The "Sefat Emet" says another reason why it is a Mitzvah to eat on Erev Yom Kippur. Since it is a day in which we need to forgive our fellow man, the Torah commanded us to eat and drink on Erev Yom Kippur, in order so that we will be relaxed and settled and will forgive our fellow man with a full heart, because when someone eats he has a happy heart.
The Torah writes that the Succot and Arba Minim (Four Kinds) should be majestic and beautiful.
HaRav Yakovson ztz"l would explain this by means of a parable. There was a boy whose mother needed to dress him in beautiful clothing so that he could participate in a Simcha (happy occasion). The boy came from the street, and his body and clothes were dirty. Then his mother went to dress him in his beautiful holiday clothes. People told her, that's not the right way. First give him a bath, and when his body is clean then dress him in the beautiful clothing. And similarly, this also applies to the people of Israel. During the month of Elul we purify ourselves, and also on Rosh Hashana and Yom Kippur. And after that, we arrive at those things which have majesty and beauty -- a beautiful Succah, and the Arba Minim (Four Kinds) which are majestic.
Regarding two holidays it is written "on that very day" -- Shavuot and Yom Kippur
The reason is that because all of the holidays are connected to events which occurred in the past. Passover is connected to the Exodus from Egypt, and Succot is connected to the Clouds of Glory. But Shavuot, which is about the giving of the Torah, even though this also was an event which has already occurred in the past, nevertheless, on every single day it should be in your eyes as if it is something new -- as if the giving of the Torah occurred "on that very day". And with regards to Yom Kippur, the Holy One Blessed Be He forgives us (every year) "on that very day".
"...That I caused the Children of Israel to dwell in Succot..." (Vayikra 23:43)
The Tur asks why we don't build Succot in the month of Nissan, since the Succot are a remembrance of the Clouds of Glory, and the Clouds of Glory were there immediately upon our leaving from Mitzrayim (Egypt). The Gr"a explains that after the Sin of the Golden Calf, the Clouds of Glory disappeared, as it is written: "...and Moshe saw the nation, that it was uncovered..." (Shemot 22:25), that is, they had become revealed to everyone's eyes since the Clouds of Glory had disappeared.
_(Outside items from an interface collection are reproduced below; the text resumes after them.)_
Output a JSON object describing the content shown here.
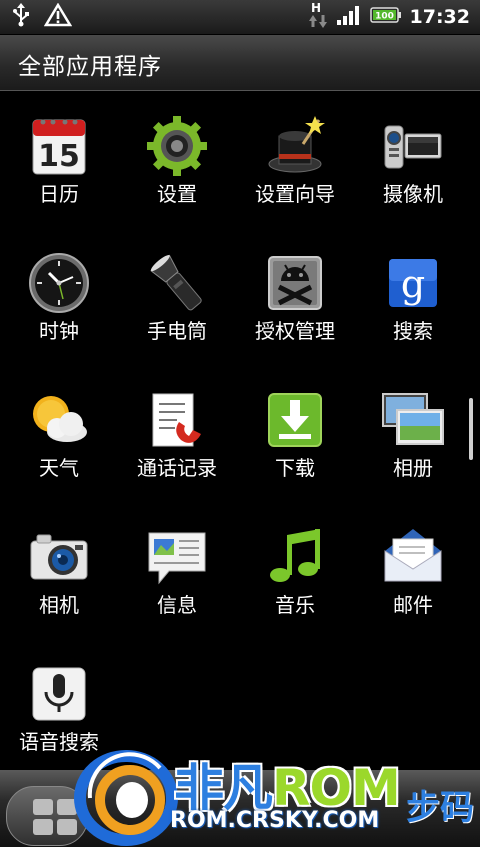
{
  "status_bar": {
    "time": "17:32",
    "battery_level": "100",
    "network_type": "H",
    "icons": [
      "usb-icon",
      "warning-icon",
      "data-arrows-icon",
      "signal-icon",
      "battery-icon"
    ]
  },
  "header": {
    "title": "全部应用程序"
  },
  "apps": [
    {
      "label": "日历",
      "icon": "calendar-icon",
      "day": "15"
    },
    {
      "label": "设置",
      "icon": "settings-gear-icon"
    },
    {
      "label": "设置向导",
      "icon": "setup-wizard-hat-icon"
    },
    {
      "label": "摄像机",
      "icon": "camcorder-icon"
    },
    {
      "label": "时钟",
      "icon": "clock-icon"
    },
    {
      "label": "手电筒",
      "icon": "flashlight-icon"
    },
    {
      "label": "授权管理",
      "icon": "superuser-android-icon"
    },
    {
      "label": "搜索",
      "icon": "google-search-icon",
      "glyph": "g"
    },
    {
      "label": "天气",
      "icon": "weather-icon"
    },
    {
      "label": "通话记录",
      "icon": "call-log-icon"
    },
    {
      "label": "下载",
      "icon": "download-icon"
    },
    {
      "label": "相册",
      "icon": "gallery-icon"
    },
    {
      "label": "相机",
      "icon": "camera-icon"
    },
    {
      "label": "信息",
      "icon": "messages-icon"
    },
    {
      "label": "音乐",
      "icon": "music-note-icon"
    },
    {
      "label": "邮件",
      "icon": "mail-envelope-icon"
    },
    {
      "label": "语音搜索",
      "icon": "voice-search-mic-icon"
    }
  ],
  "watermark": {
    "brand_part1": "非凡",
    "brand_part2": "ROM",
    "url": "ROM.CRSKY.COM",
    "side_text": "步码"
  },
  "colors": {
    "accent_blue": "#2d7fe0",
    "accent_green": "#9bd82b",
    "background": "#000000"
  }
}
It was only afterwards that the Holy One Blessed Be He forgave Israel for the Sin of the Golden Calf, as it is written "I have forgiven according to your word" (Bamidbar 14:20), and that was on the 10th of Tishrei (Yom Kippur). Immediately afterwards on the day after Yom Kippur, on the 11th of Tishrei, the Children of Israel were commanded about the construction of the Mishkan (Tabernacle). During the course of two days they brought the donations for the Mishkan, that is on the 12th and the 13th of Tishrei. On the 14th of Tishrei all the wise-hearted took the donations for the Mishkan in their hands and immediately on the 15th of Tishrei they began to occupy themselves with building the Mishkan. It was then that the Clouds of Glory returned. Therefore we find that on the 15th of Tishrei, which is the time when the Clouds of Glory returned, we make a remembrance for that on the Holiday of Succot.
It is written in the Holy Books that "Sefirat Haomer" (which is the name of the time period during which we count the 49 days of the Omer) has a linguistic connection to the words "Sapphire" and "Zohar" (brightness), because these days shine with a great light so that we will be capable of preparing ourselves for receiving the Torah.
The Torah Portion of Emor has 124 verses, 24 positive commandments, and 39 negative commandments. Haftora: "V'hakohanim Haleviyim" (Yechezkel 44)
Pirkei Avot, Chapter 4.
May you all have a light-filled and happy Shabbat.
L'ilui Neshamat HaGaon HaTzaddik R' Gershon Avigdor Ben R' Chaim ztz"l, Nilkach L'Bait Olamo Yud Gimmel Tishrei 5772